    Another thing that most people don't realize is just how smart one has to be a nurse! The amount of knowledge required for the job is unreal to me, even after several years as 'justavolunteer'. I probably wouldn't be smart enough to do their job, even though I have technical skills in a different area.
  11. by   pageygirl
    I know just yesterday three nurses came in to help put an obese woman on the bedpan as the son said "lets let them do thier job." I was the only one offended by this/
  12. by   abbaking
    I had a friend once who thought that nursing was fairly easy. When i told her that my 12-hour shift is very hectic and tiresome, she thought i was lying and seem skeptical. When I told her that her job as a movie theatre usher for 5 hours a day seemed like childs play compared to my 12-hours, she got offended. Its easy for people to class nursing into an "easy" job and no-skill-required profession.
    The longer I work in nursing the more convinced I am that people will never fully understand how much responsibility, education, critical thinking and work ethic are needed in this career. That old friend of mine made me think about how lazy and stereotyped nursing is seen as a profession. The general public seems to think that we are uneducated, handmaids, gay men, over-sexed bimbo's, and Angels. There is no in-between.
  13. by   maxthecat
    I think part of the problem is that the public doesn't see the critical thinking, doesn't hear the conversations that take place between doctor and nurse, doesn't realize the knowledge based required--they see someone pushing a button, raising the head of the bed--they see the tasks, not the thinking behind the tasks. When we say to a patient, "you need to think about making wiser food choices," and then review a teaching sheet with them, they think we are just reading off a sheet prepared by a doctor.
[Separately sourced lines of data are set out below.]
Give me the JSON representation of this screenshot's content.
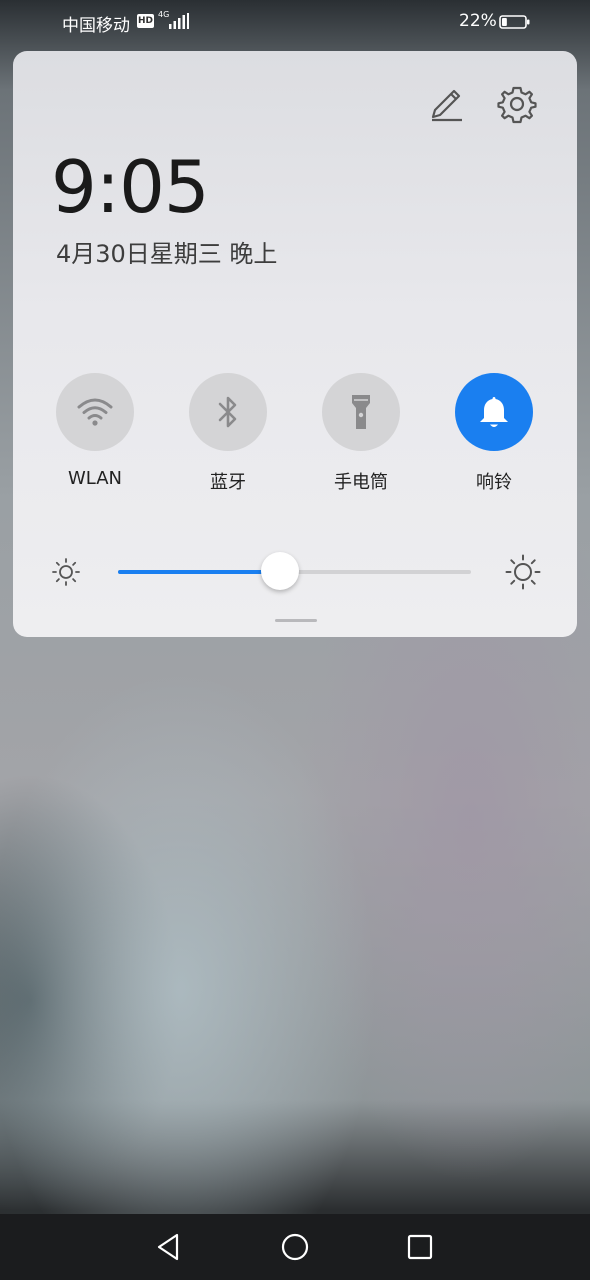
{
  "status_bar": {
    "carrier": "中国移动",
    "hd_badge": "HD",
    "network_type": "4G",
    "battery_percent": "22%",
    "battery_level": 0.22
  },
  "panel": {
    "edit_icon": "edit-pencil-icon",
    "settings_icon": "gear-icon",
    "time": "9:05",
    "date": "4月30日星期三 晚上"
  },
  "toggles": [
    {
      "label": "WLAN",
      "icon": "wifi-icon",
      "active": false
    },
    {
      "label": "蓝牙",
      "icon": "bluetooth-icon",
      "active": false
    },
    {
      "label": "手电筒",
      "icon": "flashlight-icon",
      "active": false
    },
    {
      "label": "响铃",
      "icon": "bell-icon",
      "active": true
    }
  ],
  "brightness": {
    "level": 0.46,
    "low_icon": "brightness-low-icon",
    "high_icon": "brightness-high-icon"
  },
  "colors": {
    "accent": "#1a7ff0",
    "toggle_inactive": "#d4d4d6"
  },
  "nav_bar": {
    "back_icon": "back-triangle-icon",
    "home_icon": "home-circle-icon",
    "recent_icon": "recent-square-icon"
  }
}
It doesn't occur to them that we have the knowledge base to know they need this teaching even though the doctor hasn't ordered it yet and that we developed the teaching sheet ourselves. We just follow orders.

    So then what do we do? I know that years ago, before I became a nurse, when I was a patient in the hospital, I thought of nurses as the ones who handed out pills, changed the IV's, and kept me comfortable. And that's all I wanted to know about them. I would have been annoyed if someone had tried to point out to me how much intelligence and education it takes to be a nurse, and frankly, I wouldn't have listened. I would have assumed that nurse must not be very secure in her abilities and intelligence if she had to point them out to me. Many of you come from nursing families. I did not and I was ignorant about what nurses do. But...I DID NOT WANT to be educated, least of all educated by a nurse!

    Maybe if we could ever get a documentary with background commentary on what is going on in a nurses's mind when he or she interacts with and assesses a patient, what goes into decisions a nurse make, that might help educate some. I just fear that if we as nurses try to do this we come off as very insecure professionals indeed.
  14. by   callmekipling
    I have had this happen to me. I prefer to say, and you may quote me on this

    "The details are technical and boring to someone uninvolved in the field.. Needless to say it's more involved than you may think."

    And then maybe wow them with a discussion of clotting factors, electrolytes, fluid balance, and the massive monolithic migraine that is med administration.

    Though lately I've been thinking (channeling betty neuman here) that doctors focus on treating an ailment, where nurses promote wellness in general. We double check what the doctors do, while keeping an eye on everything else. Is that legit, ya think?